NEW YORK ( TheStreet) -- JetBlue Airways ( JBLU) is a popular choice among investors hoping to capitalize on regulators playing hardball with merger partners AMR Corp. and US Airways ( JBLU). There's logic to that strategy, but the wager is still a long shot to pay off. The Department of Justice stunned markets Aug. 13 by filing a lawsuit seeking to block the proposed $11 billion union of US Airways and the parent of American Airlines Inc. In the days since, some strategists have floated discounters including JetBlue as possible beneficiaries from the regulatory spat, noting that Justice's decision to block AT&T ( T) from acquiring T-Mobile USA ( TMUS) set off a wave of second-tier consolidation in the telecom business. The case for JetBlue is particularly appealing, as the New York-based airline could benefit regardless of whether the US Airways-AMR deal is ultimately approved. Should the DOJ and the airlines eventually settle, as many expect, JetBlue would be at the front of the line to buy coveted land rights at overcrowded Reagan National Airport in Washington that US Airways would likely be forced to divest. And if the deal is blocked, JetBlue could be an attractive consolation prize for American that would help the Fort Worth, Texas-based airline expand its East Coast presence. JetBlue and American already have a codeshare alliance in place that American relies on to round out its offerings at New York's John F. Kennedy International Airport. But JetBlue bulls beware. While increased access to Reagan would certainly be a positive, analysts say that adding a few flights in an ultracompetitive market would hardly move the needle for JetBlue. And while the airline would appear to be the most attractive takeout target should American turn to plan B, there is little reason to believe American would move quickly to do another deal.
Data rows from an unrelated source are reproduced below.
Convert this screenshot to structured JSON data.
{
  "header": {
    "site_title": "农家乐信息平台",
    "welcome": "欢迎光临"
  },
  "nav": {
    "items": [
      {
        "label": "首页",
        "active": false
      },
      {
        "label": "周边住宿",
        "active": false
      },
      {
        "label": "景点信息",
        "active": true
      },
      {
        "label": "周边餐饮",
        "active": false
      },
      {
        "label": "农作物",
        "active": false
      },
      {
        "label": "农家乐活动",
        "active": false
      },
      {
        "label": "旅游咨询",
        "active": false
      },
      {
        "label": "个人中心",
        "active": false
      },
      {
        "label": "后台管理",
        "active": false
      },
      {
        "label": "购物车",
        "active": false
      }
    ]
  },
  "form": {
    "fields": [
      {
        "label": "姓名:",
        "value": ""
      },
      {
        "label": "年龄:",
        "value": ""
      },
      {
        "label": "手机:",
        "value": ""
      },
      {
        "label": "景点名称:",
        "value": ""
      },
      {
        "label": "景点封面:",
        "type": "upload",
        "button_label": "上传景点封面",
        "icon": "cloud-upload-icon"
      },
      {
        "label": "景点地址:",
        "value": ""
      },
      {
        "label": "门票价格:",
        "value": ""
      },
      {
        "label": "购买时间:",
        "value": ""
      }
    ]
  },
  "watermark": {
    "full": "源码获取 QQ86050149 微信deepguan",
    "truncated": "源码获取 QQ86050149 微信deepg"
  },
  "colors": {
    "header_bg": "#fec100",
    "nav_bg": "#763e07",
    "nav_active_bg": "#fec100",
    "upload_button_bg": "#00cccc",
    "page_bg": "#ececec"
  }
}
American, should it fail to merge with US Airways, would have its hands full reformulating a standalone plan to exit Chapter 11 protection and dealing with disgruntled labor groups who had encouraged a US Air deal. And with a solid partnership with JetBlue already in place the company likely would be in no rush to buy the discounter and risk further irritating regulators.
In the meantime, JetBlue shares, which closed at $6.26 in Tuesday trading, are not cheap. As Raymond James Financial analyst James D. Parker notes, JetBlue's market valuation, at about 11 times 2014 earnings estimate, is in line with its three-year average. And the airline's standalone fundamentals are nothing to brag about, plagued by higher-cost small Embraer 190 jets and focused on highly competitive markets. "The primary issue at JetBlue is that any unit revenue premium does not appear to be enough to offset rising costs, which may be inherent in its premium coach-class product, concentration at JFK, and high seat-mile-cost E-190s in a very price competitive business," Parker wrote. Investors betting on a takeover could be in for a long, turbulent ride. -- Written by Lou Whiteman in New York